One thing you may not know is that you don’t have to buy a new gadget to get digital books. Most of the ereader companies have a free desktop version that allow you to download books to your computer. If you have a laptop, you have a portable ereader. You can download the Kindle for PC for free.

The advantage to those little tablets is that they are lighter than a laptop and have a longer battery life, up to one month says one maker. My friends tell me you can read a Kindle in bed without the light waking your partner. And of course they can store thousands of books in the space of a small notebook.

The downsides are many. The initial cost for the gadget is now around $100 or so. Then you must buy the books. If you are a regular library patron like I am, you may not want to shell out the bucks. However, many libraries are now offering ebook borrowing services. You simply download a copy of popular books to your device for a specified period, and they self-destruct after a couple of weeks, very James Bond-like. Cool, but not yet available everywhere. If you happen to live in Delaware County, PA, check out their Overdrive ePub service . You can’t share digital books with friends the way you can paper books, although Kindle will let you loan a book to another Kindle user, and many e-books are simply PDF or other files that can be moved without being damaged.

Organize eBooks

The biggest downside is that this becomes another place to put clutter. Start early by creating some standards for what you download and how long you keep it on your digital shelf so you don’t create another place to store the books you feel you should be reading. It is possible to end up with ebooks in a few places on your computer, so create a file named BOOKS on your PC to capture most of them in one place. Decide on a naming structure, perhaps Title-Author-Download Year, so that you can clear out older books when you need the space. You don’t want to be accused of digital hoarding.

Free eBooks

There are actually tons of places to go for free ebooks. As the barriers to publishing come down, many more ebooks are coming out from small publishers and indie authors. As one of those who have benefitted from this revolution, I encourage you to go read something new.

So how do you find free books? Go to the free books page on Amazon.com for starters. Many classics and pre-1923 books are yours for free anytime. Current fiction and non-fiction are free at Amazon as well.

You can also go to other ebook sites. Yep, Amazon isn’t the only game in town, believe it or not. This lists over 30 sites to visit for free books, although some are redundant. Obooko lists every book on its site for free. Sure, it’s buyer-beware, but it’s a good place to start. A very content-rich site is Smashwords, which is an awful name that comes from the concept of “blockbuster smash hit”. This happens to be where my first book is digitized, and so it’s my current favorite. I want to reward my loyal followers with a special offer. You can download my book, The Pregnant Entrepreneur, for just $1 using code DK36C just so you can get a sense of how this works. That’s 90% off, but it expires September 30. Feel free to share this offer with friends.

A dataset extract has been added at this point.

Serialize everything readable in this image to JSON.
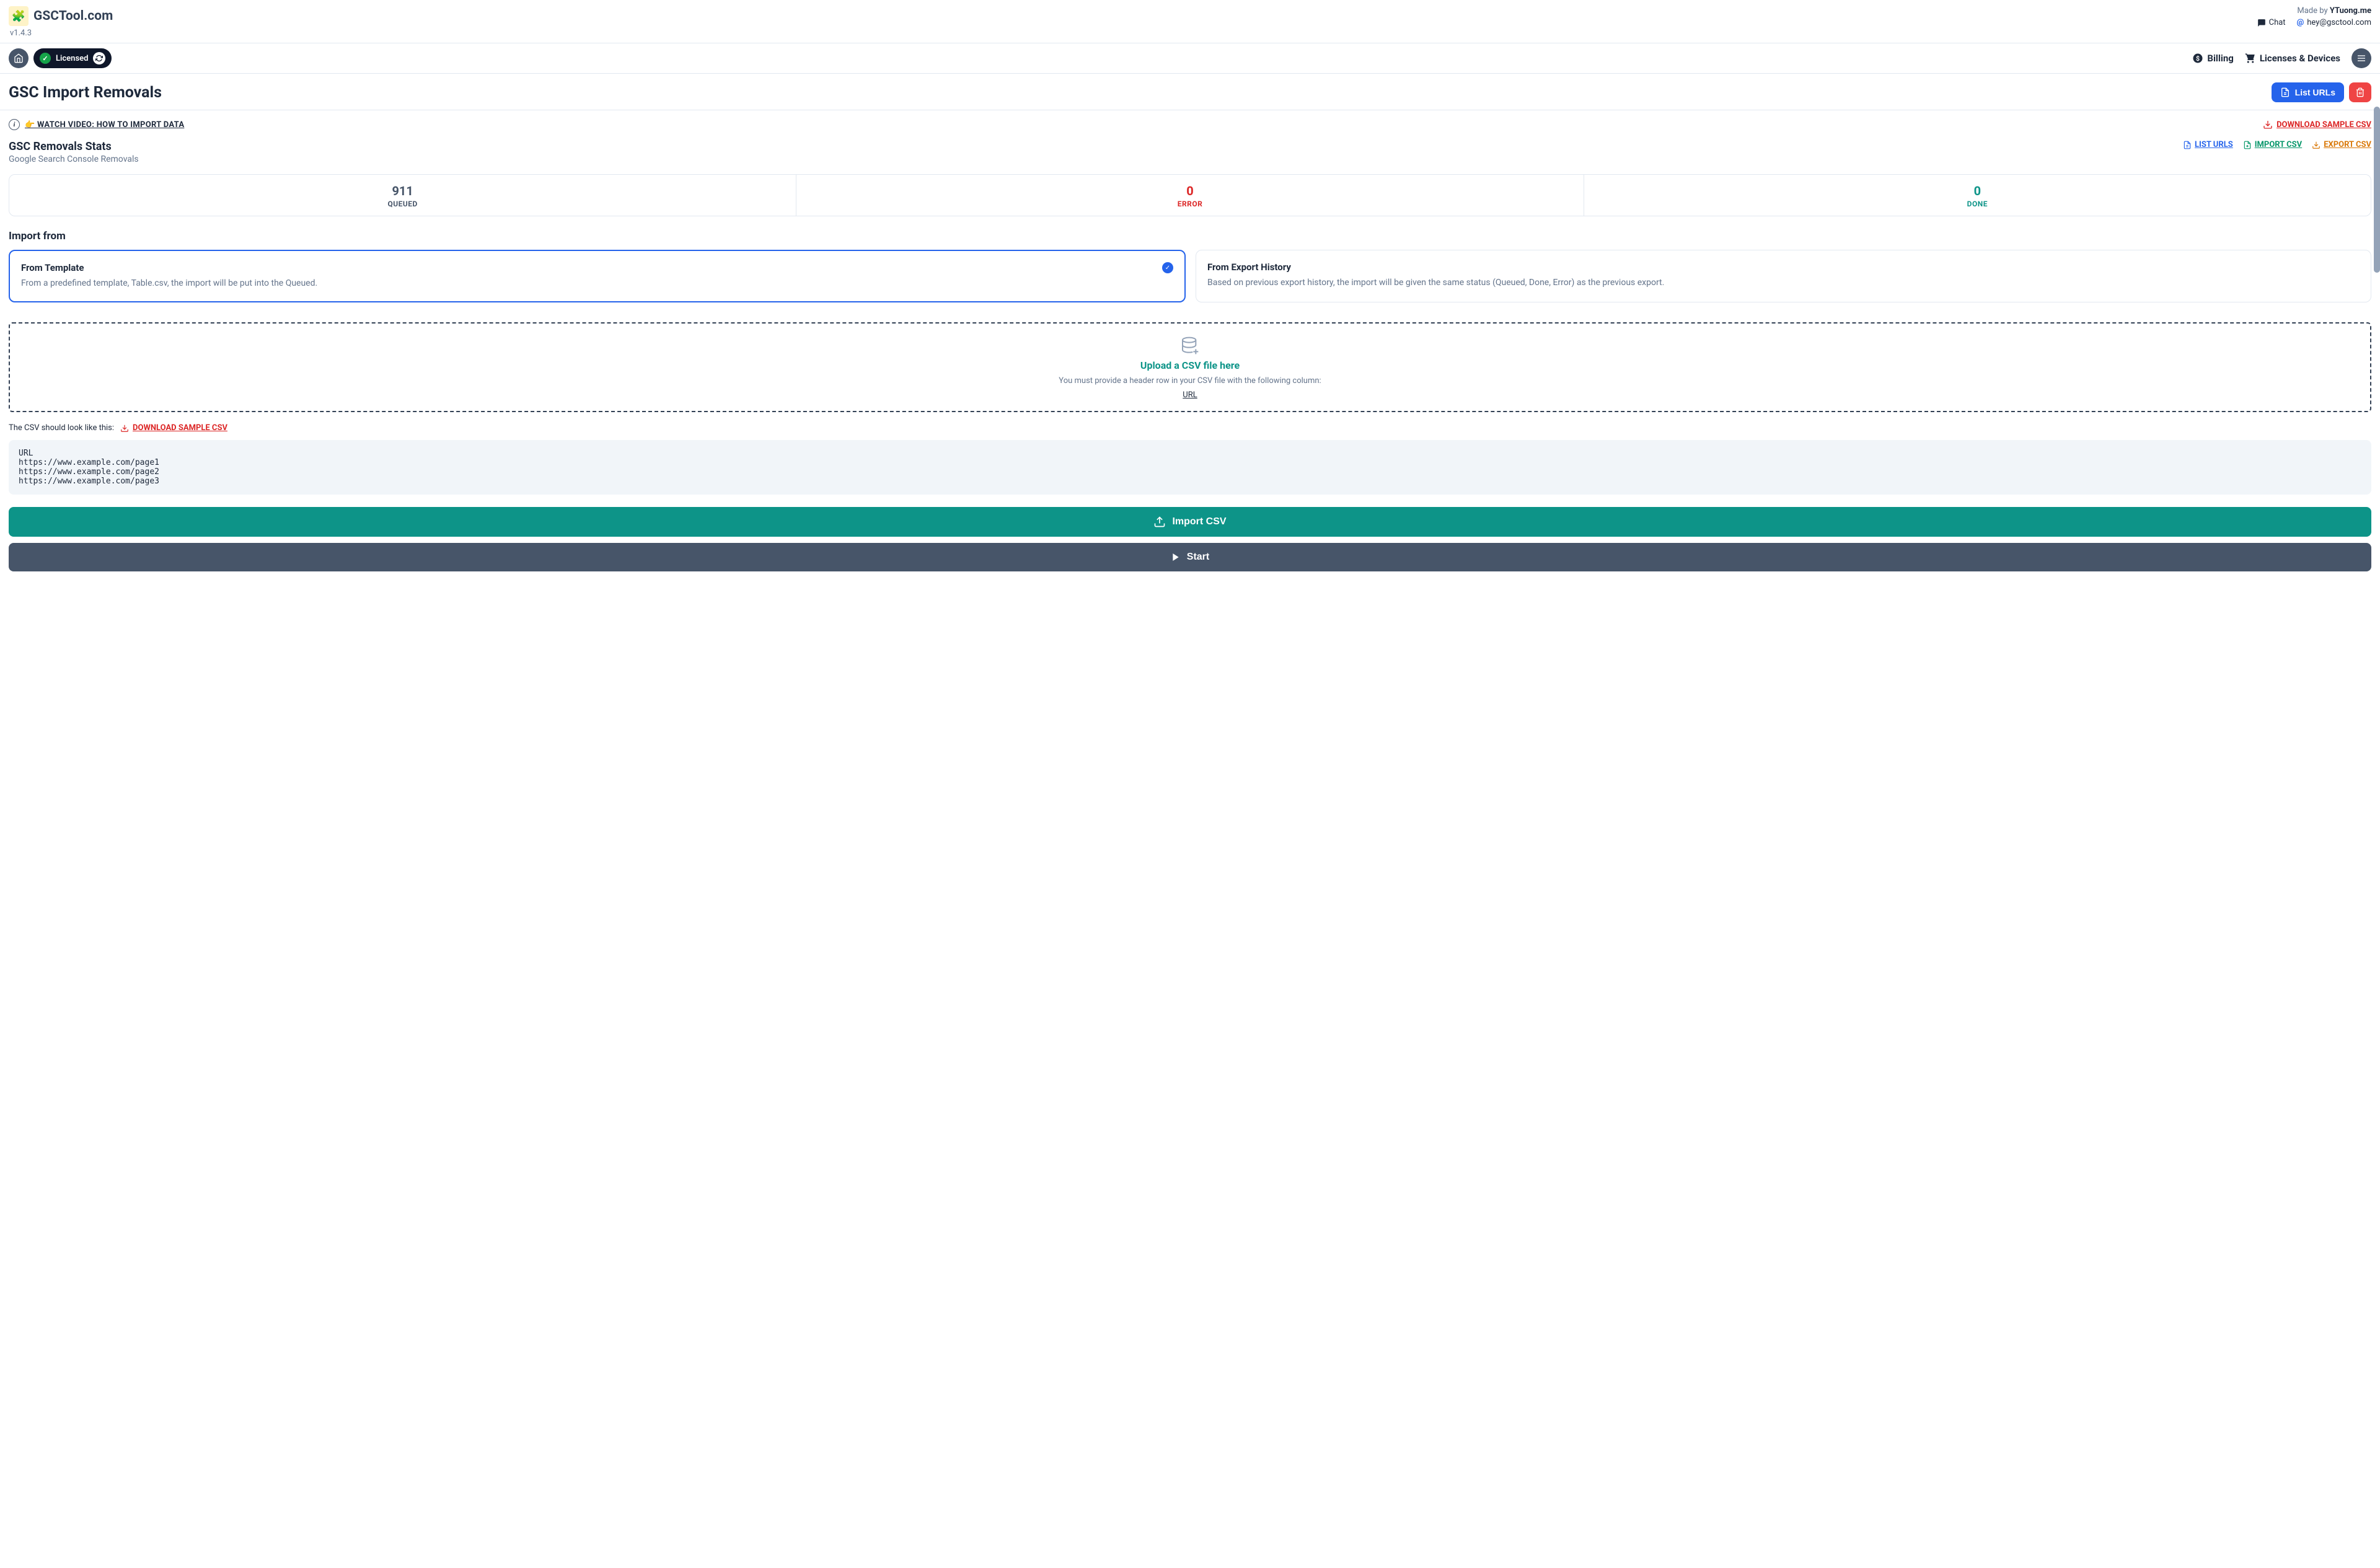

Of course, you’ve heard of the Kindle by Amazon and the Nook by Barnes and Noble. If you own an iPad or iPhone, then you surely know about iBooks. But the field is expanding. There are competitors you might want to check out, including Kobo, which boasts a battery life of up to a month. Their price and style looks great, and I love the pretty quilted back. If you’ve had personal experience with them, I’d love to hear it. My mother might be getting one for Christmas (shhh, don’t tell).

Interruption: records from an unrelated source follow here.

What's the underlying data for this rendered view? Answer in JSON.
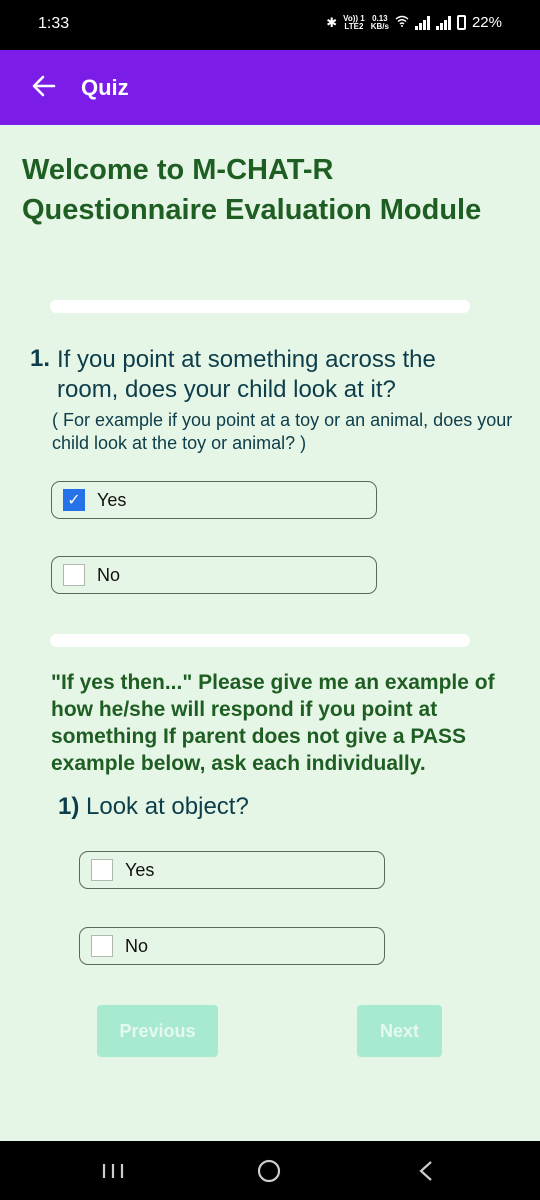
{
  "status_bar": {
    "time": "1:33",
    "network_top": "Vo)) 1",
    "network_bottom": "LTE2",
    "speed_top": "0.13",
    "speed_bottom": "KB/s",
    "battery": "22%"
  },
  "app_bar": {
    "title": "Quiz",
    "back_icon": "arrow-left-icon"
  },
  "welcome": "Welcome to M-CHAT-R Questionnaire Evaluation Module",
  "question": {
    "number": "1.",
    "text": "If you point at something across the room, does your child look at it?",
    "hint": "( For example if you point at a toy or an animal, does your child look at the toy or animal? )",
    "options": [
      {
        "label": "Yes",
        "checked": true
      },
      {
        "label": "No",
        "checked": false
      }
    ]
  },
  "followup": {
    "text": "\"If yes then...\" Please give me an example of how he/she will respond if you point at something If parent does not give a PASS example below, ask each individually.",
    "subquestion_number": "1)",
    "subquestion_text": "Look at object?",
    "options": [
      {
        "label": "Yes",
        "checked": false
      },
      {
        "label": "No",
        "checked": false
      }
    ]
  },
  "buttons": {
    "previous": "Previous",
    "next": "Next"
  },
  "colors": {
    "app_bar": "#7c1ce8",
    "heading_green": "#1e5e22",
    "button_disabled": "#a8ead0",
    "checkbox_blue": "#2672e8"
  }
}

A few years ago, Oprah was one of the few toting a very expensive ereader. Now, you know the secrets to having digital books at your fingertips, too, without going broke building your library.